◆ What this task involves
A complete answer includes every line below with the word "seats".

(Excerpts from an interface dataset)
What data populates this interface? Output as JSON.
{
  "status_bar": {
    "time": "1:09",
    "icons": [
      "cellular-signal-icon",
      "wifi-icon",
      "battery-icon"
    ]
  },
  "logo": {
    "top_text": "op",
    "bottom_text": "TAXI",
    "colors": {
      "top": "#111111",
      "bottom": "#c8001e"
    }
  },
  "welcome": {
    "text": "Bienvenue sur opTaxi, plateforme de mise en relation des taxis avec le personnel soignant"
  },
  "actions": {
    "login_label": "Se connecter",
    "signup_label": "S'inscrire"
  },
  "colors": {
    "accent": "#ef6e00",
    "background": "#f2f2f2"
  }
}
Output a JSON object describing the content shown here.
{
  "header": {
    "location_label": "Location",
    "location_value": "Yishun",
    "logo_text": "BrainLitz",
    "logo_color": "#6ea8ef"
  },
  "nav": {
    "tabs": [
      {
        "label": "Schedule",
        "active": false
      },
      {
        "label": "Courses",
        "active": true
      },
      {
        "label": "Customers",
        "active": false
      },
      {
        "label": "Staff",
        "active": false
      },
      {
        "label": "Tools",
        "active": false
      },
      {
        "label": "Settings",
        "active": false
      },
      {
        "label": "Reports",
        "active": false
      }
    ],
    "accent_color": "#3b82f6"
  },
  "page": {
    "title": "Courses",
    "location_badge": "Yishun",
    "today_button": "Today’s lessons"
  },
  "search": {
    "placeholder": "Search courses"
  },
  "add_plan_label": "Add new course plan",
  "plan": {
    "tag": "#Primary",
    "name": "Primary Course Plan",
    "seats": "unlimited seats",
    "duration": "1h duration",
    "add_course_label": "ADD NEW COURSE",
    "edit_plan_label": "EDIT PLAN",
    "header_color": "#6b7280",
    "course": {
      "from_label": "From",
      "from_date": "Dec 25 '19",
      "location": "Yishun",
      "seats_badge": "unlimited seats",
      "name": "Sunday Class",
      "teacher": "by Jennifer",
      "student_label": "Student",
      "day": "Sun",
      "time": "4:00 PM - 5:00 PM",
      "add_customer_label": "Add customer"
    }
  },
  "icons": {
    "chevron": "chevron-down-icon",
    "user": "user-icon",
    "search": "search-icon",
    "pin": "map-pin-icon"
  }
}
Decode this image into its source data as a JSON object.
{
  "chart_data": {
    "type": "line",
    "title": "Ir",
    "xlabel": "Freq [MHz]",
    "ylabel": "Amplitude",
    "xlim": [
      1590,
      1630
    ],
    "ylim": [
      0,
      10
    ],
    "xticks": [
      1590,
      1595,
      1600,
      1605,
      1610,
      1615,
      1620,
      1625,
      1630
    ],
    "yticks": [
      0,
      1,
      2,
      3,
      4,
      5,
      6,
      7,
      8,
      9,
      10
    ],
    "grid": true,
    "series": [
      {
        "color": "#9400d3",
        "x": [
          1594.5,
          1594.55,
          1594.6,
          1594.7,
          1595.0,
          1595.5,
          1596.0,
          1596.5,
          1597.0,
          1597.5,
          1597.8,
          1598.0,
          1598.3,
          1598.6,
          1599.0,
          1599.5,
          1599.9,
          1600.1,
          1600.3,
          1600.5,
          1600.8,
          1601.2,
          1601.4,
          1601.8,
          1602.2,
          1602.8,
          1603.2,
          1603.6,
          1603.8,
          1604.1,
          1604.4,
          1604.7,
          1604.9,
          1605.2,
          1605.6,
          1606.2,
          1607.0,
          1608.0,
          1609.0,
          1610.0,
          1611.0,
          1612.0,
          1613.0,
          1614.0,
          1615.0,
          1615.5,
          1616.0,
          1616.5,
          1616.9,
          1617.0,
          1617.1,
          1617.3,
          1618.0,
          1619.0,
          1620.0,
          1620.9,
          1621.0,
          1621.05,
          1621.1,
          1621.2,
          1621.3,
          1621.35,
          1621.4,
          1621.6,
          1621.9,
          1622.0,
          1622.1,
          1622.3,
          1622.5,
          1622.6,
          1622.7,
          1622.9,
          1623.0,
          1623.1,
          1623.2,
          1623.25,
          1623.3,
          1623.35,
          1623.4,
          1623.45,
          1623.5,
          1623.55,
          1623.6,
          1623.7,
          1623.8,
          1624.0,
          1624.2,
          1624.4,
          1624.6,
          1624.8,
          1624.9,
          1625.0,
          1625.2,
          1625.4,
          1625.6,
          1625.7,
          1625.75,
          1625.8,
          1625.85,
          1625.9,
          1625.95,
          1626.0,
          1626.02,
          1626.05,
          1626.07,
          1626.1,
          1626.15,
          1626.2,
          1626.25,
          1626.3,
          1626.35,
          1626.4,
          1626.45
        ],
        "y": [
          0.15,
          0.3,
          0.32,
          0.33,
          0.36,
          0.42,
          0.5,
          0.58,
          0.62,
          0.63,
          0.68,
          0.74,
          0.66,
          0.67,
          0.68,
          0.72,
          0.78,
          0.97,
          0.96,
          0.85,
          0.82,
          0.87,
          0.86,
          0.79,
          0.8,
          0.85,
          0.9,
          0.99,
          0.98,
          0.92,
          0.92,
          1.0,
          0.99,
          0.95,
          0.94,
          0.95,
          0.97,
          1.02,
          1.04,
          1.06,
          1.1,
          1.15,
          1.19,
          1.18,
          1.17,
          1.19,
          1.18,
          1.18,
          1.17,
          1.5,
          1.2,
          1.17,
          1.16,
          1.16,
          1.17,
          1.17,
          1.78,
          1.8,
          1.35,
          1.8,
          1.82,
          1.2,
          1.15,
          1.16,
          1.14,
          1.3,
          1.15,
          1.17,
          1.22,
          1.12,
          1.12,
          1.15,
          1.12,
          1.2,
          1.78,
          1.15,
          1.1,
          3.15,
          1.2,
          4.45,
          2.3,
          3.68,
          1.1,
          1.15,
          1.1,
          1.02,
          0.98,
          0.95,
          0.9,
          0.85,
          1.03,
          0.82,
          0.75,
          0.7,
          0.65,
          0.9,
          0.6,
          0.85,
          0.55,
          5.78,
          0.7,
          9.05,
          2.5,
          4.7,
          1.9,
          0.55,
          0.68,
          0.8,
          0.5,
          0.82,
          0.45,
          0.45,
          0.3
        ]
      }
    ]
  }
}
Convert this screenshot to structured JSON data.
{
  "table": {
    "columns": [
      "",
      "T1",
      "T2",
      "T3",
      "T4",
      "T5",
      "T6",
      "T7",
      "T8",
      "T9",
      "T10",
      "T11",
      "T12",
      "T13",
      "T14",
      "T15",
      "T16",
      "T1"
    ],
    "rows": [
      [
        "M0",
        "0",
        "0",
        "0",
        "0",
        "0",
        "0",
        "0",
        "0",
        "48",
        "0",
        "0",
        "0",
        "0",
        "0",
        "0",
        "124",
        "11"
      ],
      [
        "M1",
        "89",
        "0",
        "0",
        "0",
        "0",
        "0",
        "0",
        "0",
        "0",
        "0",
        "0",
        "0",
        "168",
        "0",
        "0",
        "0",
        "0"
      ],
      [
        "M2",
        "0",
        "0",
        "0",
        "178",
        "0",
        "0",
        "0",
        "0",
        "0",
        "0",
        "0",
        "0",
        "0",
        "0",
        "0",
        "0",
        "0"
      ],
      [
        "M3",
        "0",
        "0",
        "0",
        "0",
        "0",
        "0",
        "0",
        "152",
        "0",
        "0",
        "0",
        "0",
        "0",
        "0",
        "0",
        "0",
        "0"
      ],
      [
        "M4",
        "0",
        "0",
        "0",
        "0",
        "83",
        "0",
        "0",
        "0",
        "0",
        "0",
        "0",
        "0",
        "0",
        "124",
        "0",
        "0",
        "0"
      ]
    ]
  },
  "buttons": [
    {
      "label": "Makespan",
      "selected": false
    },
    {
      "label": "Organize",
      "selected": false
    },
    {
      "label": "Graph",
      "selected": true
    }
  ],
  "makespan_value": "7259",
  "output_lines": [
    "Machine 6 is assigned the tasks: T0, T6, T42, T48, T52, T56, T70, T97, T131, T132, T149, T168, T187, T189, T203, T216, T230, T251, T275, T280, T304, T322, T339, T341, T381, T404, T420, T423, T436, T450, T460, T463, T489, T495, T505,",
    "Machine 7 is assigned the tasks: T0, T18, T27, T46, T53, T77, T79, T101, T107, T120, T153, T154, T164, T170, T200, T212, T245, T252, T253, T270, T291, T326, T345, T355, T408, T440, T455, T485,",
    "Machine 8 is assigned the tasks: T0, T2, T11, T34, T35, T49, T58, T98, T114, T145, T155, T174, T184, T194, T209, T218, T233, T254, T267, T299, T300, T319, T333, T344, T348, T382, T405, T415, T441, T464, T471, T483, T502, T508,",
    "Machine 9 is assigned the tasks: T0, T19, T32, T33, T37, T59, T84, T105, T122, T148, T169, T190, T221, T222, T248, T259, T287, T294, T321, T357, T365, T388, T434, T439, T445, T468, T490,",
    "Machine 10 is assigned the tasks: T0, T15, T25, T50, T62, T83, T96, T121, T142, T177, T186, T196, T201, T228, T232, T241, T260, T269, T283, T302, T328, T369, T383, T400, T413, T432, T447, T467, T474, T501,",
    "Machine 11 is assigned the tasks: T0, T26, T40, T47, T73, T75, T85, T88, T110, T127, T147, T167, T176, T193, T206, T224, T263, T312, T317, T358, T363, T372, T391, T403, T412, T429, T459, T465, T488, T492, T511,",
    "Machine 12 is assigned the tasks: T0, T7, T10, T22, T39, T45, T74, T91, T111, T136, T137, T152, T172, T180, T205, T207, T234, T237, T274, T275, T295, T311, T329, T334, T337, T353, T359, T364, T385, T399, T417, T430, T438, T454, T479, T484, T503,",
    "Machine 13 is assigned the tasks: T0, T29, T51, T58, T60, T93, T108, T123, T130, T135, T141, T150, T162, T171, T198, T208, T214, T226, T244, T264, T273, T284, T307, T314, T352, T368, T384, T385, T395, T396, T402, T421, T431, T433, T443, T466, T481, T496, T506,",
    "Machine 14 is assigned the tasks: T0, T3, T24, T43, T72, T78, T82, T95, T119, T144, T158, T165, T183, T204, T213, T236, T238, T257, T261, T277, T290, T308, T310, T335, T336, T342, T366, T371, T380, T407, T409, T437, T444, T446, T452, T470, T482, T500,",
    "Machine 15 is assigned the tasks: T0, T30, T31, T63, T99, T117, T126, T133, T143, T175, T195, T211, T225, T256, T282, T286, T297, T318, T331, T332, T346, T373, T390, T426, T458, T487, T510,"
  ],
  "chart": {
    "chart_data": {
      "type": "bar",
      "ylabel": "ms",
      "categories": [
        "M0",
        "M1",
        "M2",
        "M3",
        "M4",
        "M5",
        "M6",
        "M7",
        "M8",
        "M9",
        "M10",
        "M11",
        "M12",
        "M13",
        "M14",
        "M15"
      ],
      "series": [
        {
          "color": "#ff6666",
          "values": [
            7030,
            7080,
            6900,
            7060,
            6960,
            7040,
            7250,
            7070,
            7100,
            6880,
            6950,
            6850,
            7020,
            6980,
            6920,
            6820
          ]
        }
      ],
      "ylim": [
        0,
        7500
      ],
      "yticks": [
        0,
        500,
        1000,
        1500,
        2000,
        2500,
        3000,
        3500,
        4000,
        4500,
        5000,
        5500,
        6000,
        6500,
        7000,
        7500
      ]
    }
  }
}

◆ Task answer
    "seats": "unlimited seats",
      "seats_badge": "unlimited seats",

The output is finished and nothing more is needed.